◆ **Task to carry out**
Repeat every record below exactly as written.

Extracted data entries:
--------------------------------------------------
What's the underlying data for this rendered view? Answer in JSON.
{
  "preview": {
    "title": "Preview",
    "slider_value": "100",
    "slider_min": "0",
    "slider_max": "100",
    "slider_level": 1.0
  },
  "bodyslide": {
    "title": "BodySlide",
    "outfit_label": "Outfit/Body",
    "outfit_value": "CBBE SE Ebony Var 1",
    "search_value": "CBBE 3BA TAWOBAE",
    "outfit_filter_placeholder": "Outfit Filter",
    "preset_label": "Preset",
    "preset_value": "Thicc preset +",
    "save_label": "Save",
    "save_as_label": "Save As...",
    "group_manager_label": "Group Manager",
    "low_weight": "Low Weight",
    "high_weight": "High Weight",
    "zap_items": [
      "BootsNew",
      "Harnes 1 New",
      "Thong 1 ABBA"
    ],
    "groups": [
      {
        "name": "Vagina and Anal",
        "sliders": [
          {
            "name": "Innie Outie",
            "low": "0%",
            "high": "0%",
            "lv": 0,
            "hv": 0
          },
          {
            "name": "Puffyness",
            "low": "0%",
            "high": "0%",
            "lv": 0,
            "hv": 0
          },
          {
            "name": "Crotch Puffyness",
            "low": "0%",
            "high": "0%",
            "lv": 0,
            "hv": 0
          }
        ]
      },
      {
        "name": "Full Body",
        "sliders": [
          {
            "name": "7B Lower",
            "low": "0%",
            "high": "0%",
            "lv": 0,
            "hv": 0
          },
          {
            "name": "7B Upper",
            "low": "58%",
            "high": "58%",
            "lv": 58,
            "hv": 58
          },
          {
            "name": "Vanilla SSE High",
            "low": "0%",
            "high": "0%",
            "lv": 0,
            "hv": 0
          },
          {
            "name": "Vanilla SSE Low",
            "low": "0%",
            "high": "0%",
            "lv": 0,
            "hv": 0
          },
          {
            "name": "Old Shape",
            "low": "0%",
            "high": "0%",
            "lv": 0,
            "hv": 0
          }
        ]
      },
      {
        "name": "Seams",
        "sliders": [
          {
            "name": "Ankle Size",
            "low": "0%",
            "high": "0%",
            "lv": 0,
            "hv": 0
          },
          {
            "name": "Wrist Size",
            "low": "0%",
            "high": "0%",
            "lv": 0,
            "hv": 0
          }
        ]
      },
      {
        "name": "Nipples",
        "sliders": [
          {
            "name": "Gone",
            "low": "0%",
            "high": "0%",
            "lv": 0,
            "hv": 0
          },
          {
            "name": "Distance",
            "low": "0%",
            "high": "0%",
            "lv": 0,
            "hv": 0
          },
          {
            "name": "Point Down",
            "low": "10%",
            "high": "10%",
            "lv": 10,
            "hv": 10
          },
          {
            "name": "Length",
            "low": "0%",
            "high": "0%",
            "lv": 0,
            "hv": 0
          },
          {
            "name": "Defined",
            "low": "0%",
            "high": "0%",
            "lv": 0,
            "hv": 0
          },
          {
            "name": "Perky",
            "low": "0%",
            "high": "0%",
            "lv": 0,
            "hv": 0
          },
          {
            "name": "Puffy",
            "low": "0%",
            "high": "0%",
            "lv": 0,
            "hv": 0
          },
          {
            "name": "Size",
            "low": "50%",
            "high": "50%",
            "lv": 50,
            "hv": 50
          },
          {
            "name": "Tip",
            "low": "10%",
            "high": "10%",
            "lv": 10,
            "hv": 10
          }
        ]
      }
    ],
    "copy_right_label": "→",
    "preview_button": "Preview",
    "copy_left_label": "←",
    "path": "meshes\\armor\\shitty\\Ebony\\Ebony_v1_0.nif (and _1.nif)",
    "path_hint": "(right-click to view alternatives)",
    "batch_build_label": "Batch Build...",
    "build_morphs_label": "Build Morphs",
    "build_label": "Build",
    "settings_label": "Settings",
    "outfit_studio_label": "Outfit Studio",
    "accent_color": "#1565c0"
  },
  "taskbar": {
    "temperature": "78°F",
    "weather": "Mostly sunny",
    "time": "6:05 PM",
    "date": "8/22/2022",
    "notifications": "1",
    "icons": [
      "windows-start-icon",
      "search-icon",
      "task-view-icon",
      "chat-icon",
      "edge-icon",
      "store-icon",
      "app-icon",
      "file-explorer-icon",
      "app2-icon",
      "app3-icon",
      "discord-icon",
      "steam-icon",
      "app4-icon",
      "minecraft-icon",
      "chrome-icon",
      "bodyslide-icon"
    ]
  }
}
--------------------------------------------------
◆ **Completed exercise**
What's the underlying data for this rendered view? Answer in JSON.
{
  "preview": {
    "title": "Preview",
    "slider_value": "100",
    "slider_min": "0",
    "slider_max": "100",
    "slider_level": 1.0
  },
  "bodyslide": {
    "title": "BodySlide",
    "outfit_label": "Outfit/Body",
    "outfit_value": "CBBE SE Ebony Var 1",
    "search_value": "CBBE 3BA TAWOBAE",
    "outfit_filter_placeholder": "Outfit Filter",
    "preset_label": "Preset",
    "preset_value": "Thicc preset +",
    "save_label": "Save",
    "save_as_label": "Save As...",
    "group_manager_label": "Group Manager",
    "low_weight": "Low Weight",
    "high_weight": "High Weight",
    "zap_items": [
      "BootsNew",
      "Harnes 1 New",
      "Thong 1 ABBA"
    ],
    "groups": [
      {
        "name": "Vagina and Anal",
        "sliders": [
          {
            "name": "Innie Outie",
            "low": "0%",
            "high": "0%",
            "lv": 0,
            "hv": 0
          },
          {
            "name": "Puffyness",
            "low": "0%",
            "high": "0%",
            "lv": 0,
            "hv": 0
          },
          {
            "name": "Crotch Puffyness",
            "low": "0%",
            "high": "0%",
            "lv": 0,
            "hv": 0
          }
        ]
      },
      {
        "name": "Full Body",
        "sliders": [
          {
            "name": "7B Lower",
            "low": "0%",
            "high": "0%",
            "lv": 0,
            "hv": 0
          },
          {
            "name": "7B Upper",
            "low": "58%",
            "high": "58%",
            "lv": 58,
            "hv": 58
          },
          {
            "name": "Vanilla SSE High",
            "low": "0%",
            "high": "0%",
            "lv": 0,
            "hv": 0
          },
          {
            "name": "Vanilla SSE Low",
            "low": "0%",
            "high": "0%",
            "lv": 0,
            "hv": 0
          },
          {
            "name": "Old Shape",
            "low": "0%",
            "high": "0%",
            "lv": 0,
            "hv": 0
          }
        ]
      },
      {
        "name": "Seams",
        "sliders": [
          {
            "name": "Ankle Size",
            "low": "0%",
            "high": "0%",
            "lv": 0,
            "hv": 0
          },
          {
            "name": "Wrist Size",
            "low": "0%",
            "high": "0%",
            "lv": 0,
            "hv": 0
          }
        ]
      },
      {
        "name": "Nipples",
        "sliders": [
          {
            "name": "Gone",
            "low": "0%",
            "high": "0%",
            "lv": 0,
            "hv": 0
          },
          {
            "name": "Distance",
            "low": "0%",
            "high": "0%",
            "lv": 0,
            "hv": 0
          },
          {
            "name": "Point Down",
            "low": "10%",
            "high": "10%",
            "lv": 10,
            "hv": 10
          },
          {
            "name": "Length",
            "low": "0%",
            "high": "0%",
            "lv": 0,
            "hv": 0
          },
          {
            "name": "Defined",
            "low": "0%",
            "high": "0%",
            "lv": 0,
            "hv": 0
          },
          {
            "name": "Perky",
            "low": "0%",
            "high": "0%",
            "lv": 0,
            "hv": 0
          },
          {
            "name": "Puffy",
            "low": "0%",
            "high": "0%",
            "lv": 0,
            "hv": 0
          },
          {
            "name": "Size",
            "low": "50%",
            "high": "50%",
            "lv": 50,
            "hv": 50
          },
          {
            "name": "Tip",
            "low": "10%",
            "high": "10%",
            "lv": 10,
            "hv": 10
          }
        ]
      }
    ],
    "copy_right_label": "→",
    "preview_button": "Preview",
    "copy_left_label": "←",
    "path": "meshes\\armor\\shitty\\Ebony\\Ebony_v1_0.nif (and _1.nif)",
    "path_hint": "(right-click to view alternatives)",
    "batch_build_label": "Batch Build...",
    "build_morphs_label": "Build Morphs",
    "build_label": "Build",
    "settings_label": "Settings",
    "outfit_studio_label": "Outfit Studio",
    "accent_color": "#1565c0"
  },
  "taskbar": {
    "temperature": "78°F",
    "weather": "Mostly sunny",
    "time": "6:05 PM",
    "date": "8/22/2022",
    "notifications": "1",
    "icons": [
      "windows-start-icon",
      "search-icon",
      "task-view-icon",
      "chat-icon",
      "edge-icon",
      "store-icon",
      "app-icon",
      "file-explorer-icon",
      "app2-icon",
      "app3-icon",
      "discord-icon",
      "steam-icon",
      "app4-icon",
      "minecraft-icon",
      "chrome-icon",
      "bodyslide-icon"
    ]
  }
}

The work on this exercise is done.